[Opening ENTRIES PROVIDED section]

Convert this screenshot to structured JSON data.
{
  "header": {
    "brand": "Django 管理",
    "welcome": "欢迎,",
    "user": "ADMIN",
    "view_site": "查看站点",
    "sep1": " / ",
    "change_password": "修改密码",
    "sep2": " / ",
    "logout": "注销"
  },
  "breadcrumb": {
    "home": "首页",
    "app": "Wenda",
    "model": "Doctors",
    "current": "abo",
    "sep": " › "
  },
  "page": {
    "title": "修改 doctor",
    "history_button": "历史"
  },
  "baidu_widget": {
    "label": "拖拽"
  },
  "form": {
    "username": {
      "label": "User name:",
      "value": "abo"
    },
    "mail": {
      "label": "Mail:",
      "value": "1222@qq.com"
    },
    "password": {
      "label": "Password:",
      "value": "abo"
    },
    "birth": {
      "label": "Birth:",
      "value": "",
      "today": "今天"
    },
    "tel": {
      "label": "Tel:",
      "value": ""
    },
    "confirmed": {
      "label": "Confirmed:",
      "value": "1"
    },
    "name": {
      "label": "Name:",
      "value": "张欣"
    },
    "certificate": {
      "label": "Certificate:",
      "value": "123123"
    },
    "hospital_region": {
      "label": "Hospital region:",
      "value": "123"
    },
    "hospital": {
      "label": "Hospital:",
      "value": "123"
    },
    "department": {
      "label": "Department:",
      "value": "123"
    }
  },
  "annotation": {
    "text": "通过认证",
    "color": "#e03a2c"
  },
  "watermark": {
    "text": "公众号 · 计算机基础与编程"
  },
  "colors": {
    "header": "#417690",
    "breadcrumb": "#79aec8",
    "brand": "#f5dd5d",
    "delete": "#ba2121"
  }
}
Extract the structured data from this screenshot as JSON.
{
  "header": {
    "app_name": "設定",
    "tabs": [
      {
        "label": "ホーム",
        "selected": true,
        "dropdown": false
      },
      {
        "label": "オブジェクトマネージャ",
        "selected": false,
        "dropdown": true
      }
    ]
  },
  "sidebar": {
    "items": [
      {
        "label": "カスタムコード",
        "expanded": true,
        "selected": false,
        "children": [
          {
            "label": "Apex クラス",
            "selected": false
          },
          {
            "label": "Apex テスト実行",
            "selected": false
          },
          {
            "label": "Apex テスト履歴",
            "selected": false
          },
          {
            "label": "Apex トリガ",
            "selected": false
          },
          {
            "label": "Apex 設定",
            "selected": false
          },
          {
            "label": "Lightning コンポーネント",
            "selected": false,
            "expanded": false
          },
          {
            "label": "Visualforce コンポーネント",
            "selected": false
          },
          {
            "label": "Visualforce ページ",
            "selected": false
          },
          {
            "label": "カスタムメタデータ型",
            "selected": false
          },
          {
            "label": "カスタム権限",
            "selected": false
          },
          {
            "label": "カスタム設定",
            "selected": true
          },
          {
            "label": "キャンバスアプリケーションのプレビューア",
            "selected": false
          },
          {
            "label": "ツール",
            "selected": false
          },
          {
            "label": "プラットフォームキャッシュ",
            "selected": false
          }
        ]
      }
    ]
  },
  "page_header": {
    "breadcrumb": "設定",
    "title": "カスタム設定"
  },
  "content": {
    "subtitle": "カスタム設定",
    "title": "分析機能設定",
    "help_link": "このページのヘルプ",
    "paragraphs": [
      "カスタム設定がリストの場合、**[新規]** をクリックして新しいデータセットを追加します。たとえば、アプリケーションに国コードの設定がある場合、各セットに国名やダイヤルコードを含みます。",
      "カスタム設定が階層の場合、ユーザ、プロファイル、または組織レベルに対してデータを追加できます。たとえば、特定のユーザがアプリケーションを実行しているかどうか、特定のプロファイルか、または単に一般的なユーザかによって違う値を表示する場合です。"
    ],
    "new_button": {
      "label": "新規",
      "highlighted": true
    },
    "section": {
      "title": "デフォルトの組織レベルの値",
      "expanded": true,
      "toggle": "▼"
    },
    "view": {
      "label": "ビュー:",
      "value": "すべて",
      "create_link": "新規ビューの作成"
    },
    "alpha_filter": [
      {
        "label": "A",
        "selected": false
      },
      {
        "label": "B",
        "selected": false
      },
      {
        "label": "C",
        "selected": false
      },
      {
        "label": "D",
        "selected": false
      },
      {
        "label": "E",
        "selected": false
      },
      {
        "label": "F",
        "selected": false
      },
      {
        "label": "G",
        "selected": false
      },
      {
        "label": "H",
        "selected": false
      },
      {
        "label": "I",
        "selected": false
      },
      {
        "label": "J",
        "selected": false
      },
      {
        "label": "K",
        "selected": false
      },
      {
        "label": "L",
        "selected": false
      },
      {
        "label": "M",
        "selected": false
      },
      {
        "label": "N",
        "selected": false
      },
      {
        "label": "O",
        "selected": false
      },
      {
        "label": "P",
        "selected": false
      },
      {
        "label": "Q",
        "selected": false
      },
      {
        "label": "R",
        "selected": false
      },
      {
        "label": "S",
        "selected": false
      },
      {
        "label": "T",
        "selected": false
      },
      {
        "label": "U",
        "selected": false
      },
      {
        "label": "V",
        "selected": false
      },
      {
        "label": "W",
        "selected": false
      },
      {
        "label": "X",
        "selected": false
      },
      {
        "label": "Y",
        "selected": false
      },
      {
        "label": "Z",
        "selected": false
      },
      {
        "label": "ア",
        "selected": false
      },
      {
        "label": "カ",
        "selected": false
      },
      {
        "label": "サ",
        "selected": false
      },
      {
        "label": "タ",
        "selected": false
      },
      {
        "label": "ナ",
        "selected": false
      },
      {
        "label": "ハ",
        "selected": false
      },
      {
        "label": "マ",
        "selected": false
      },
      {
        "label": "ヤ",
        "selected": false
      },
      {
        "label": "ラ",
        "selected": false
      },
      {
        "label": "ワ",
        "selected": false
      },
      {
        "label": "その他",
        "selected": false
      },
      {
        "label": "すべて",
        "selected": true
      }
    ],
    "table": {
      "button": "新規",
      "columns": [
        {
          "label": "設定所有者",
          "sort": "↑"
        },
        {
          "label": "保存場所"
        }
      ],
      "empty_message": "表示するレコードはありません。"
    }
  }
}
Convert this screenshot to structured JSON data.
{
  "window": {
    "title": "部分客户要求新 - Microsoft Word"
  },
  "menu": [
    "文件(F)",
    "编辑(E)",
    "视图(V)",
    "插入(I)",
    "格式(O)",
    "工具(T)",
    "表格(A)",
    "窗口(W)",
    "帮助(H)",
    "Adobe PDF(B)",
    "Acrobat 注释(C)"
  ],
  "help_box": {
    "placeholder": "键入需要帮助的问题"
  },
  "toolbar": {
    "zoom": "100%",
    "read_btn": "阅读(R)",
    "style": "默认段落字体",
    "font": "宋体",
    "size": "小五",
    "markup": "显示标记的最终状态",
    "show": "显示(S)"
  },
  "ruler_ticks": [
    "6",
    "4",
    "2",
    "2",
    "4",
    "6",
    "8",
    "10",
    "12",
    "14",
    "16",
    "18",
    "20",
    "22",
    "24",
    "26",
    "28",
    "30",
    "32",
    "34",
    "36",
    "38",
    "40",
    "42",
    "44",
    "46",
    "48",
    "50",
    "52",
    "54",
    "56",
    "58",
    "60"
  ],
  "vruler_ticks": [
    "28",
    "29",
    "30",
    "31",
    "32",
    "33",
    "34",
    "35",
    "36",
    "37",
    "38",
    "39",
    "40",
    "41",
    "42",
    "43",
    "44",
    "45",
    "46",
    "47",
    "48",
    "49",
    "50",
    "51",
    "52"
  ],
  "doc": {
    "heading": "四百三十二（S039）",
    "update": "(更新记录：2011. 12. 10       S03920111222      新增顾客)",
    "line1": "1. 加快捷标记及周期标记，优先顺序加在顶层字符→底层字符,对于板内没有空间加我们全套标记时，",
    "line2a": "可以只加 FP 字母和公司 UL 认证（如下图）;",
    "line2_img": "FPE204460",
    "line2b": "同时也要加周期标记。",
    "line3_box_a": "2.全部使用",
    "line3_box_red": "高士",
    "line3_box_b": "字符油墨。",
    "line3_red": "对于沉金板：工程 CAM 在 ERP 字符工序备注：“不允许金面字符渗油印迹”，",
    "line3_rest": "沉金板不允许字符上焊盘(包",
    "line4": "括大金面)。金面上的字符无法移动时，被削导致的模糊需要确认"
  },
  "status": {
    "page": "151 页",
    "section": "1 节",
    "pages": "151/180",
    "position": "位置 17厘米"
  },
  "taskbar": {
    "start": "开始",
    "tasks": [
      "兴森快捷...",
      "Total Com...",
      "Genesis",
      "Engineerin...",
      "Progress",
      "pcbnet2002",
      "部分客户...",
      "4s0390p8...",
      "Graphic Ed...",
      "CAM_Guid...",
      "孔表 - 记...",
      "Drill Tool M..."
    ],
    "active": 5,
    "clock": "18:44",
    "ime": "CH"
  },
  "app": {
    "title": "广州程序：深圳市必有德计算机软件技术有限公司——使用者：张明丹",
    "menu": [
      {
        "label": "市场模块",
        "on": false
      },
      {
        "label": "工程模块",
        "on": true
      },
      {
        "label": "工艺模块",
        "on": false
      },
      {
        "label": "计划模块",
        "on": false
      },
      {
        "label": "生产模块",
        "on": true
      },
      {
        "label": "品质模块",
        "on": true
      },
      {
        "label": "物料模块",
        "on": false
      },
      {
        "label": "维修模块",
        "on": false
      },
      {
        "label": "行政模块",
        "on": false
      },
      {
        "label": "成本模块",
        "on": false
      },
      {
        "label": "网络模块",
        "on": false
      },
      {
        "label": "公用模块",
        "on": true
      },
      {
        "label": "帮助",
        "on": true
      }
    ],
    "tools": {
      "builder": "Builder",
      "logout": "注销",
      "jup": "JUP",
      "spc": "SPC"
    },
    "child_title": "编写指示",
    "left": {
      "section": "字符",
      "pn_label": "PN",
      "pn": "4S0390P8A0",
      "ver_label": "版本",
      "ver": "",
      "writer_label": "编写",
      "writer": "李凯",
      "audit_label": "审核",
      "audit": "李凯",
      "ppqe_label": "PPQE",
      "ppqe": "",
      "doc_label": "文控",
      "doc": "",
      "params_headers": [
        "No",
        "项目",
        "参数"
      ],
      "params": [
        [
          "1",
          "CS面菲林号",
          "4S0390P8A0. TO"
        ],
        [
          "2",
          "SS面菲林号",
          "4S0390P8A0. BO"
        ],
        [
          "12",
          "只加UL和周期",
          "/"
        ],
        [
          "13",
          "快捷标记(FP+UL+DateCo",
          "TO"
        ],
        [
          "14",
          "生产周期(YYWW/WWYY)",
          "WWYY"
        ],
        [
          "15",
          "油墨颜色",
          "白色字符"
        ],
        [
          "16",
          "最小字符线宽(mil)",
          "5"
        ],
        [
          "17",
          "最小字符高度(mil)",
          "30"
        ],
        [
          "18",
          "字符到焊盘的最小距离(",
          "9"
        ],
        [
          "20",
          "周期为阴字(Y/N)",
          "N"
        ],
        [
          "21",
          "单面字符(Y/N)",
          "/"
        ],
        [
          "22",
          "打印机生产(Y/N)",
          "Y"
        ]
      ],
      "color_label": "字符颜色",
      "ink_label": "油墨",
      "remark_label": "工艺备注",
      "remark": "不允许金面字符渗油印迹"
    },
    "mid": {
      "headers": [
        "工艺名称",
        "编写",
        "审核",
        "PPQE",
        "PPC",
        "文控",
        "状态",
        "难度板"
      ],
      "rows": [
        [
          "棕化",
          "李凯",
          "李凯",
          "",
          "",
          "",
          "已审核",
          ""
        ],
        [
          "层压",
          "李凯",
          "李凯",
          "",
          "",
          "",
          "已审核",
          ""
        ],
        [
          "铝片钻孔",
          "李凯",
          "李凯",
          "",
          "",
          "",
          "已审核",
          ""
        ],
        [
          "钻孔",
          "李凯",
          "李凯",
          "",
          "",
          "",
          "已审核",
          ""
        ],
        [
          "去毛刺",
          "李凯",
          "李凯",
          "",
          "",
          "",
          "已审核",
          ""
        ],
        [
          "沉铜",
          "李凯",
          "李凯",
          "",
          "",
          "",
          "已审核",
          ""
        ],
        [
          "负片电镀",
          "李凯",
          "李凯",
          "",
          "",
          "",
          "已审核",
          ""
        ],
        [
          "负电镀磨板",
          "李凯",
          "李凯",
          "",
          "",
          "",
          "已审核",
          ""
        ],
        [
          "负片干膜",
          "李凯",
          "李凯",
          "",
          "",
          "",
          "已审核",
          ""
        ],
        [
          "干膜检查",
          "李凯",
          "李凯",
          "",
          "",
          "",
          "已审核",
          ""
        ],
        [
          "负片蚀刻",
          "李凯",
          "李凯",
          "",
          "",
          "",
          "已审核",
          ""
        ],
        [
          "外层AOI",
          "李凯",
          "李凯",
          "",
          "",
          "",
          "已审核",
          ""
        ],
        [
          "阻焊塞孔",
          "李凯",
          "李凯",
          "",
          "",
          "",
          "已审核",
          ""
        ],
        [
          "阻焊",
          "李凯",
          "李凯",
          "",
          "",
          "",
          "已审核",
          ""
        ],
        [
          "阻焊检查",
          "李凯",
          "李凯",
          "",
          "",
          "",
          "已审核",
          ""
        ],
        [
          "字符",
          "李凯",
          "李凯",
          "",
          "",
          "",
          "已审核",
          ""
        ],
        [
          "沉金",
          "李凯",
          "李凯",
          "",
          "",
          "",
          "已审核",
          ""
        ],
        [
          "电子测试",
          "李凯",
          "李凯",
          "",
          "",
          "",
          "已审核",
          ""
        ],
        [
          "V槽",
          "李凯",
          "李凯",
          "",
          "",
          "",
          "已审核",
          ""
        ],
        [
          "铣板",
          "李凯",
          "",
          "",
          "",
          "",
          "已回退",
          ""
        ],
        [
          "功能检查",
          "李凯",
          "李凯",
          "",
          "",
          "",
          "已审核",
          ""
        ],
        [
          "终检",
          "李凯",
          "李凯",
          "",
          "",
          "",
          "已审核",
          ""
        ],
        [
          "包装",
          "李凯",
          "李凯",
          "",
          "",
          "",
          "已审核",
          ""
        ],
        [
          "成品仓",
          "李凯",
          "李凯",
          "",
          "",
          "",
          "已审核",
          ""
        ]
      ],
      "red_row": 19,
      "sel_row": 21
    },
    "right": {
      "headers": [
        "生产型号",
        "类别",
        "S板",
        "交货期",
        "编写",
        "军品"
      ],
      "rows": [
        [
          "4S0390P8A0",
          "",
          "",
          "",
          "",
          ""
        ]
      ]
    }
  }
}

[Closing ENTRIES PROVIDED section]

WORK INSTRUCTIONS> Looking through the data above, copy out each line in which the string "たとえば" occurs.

EXERCISE RESPONSE>
      "カスタム設定がリストの場合、**[新規]** をクリックして新しいデータセットを追加します。たとえば、アプリケーションに国コードの設定がある場合、各セットに国名やダイヤルコードを含みます。",
      "カスタム設定が階層の場合、ユーザ、プロファイル、または組織レベルに対してデータを追加できます。たとえば、特定のユーザがアプリケーションを実行しているかどうか、特定のプロファイルか、または単に一般的なユーザかによって違う値を表示する場合です。"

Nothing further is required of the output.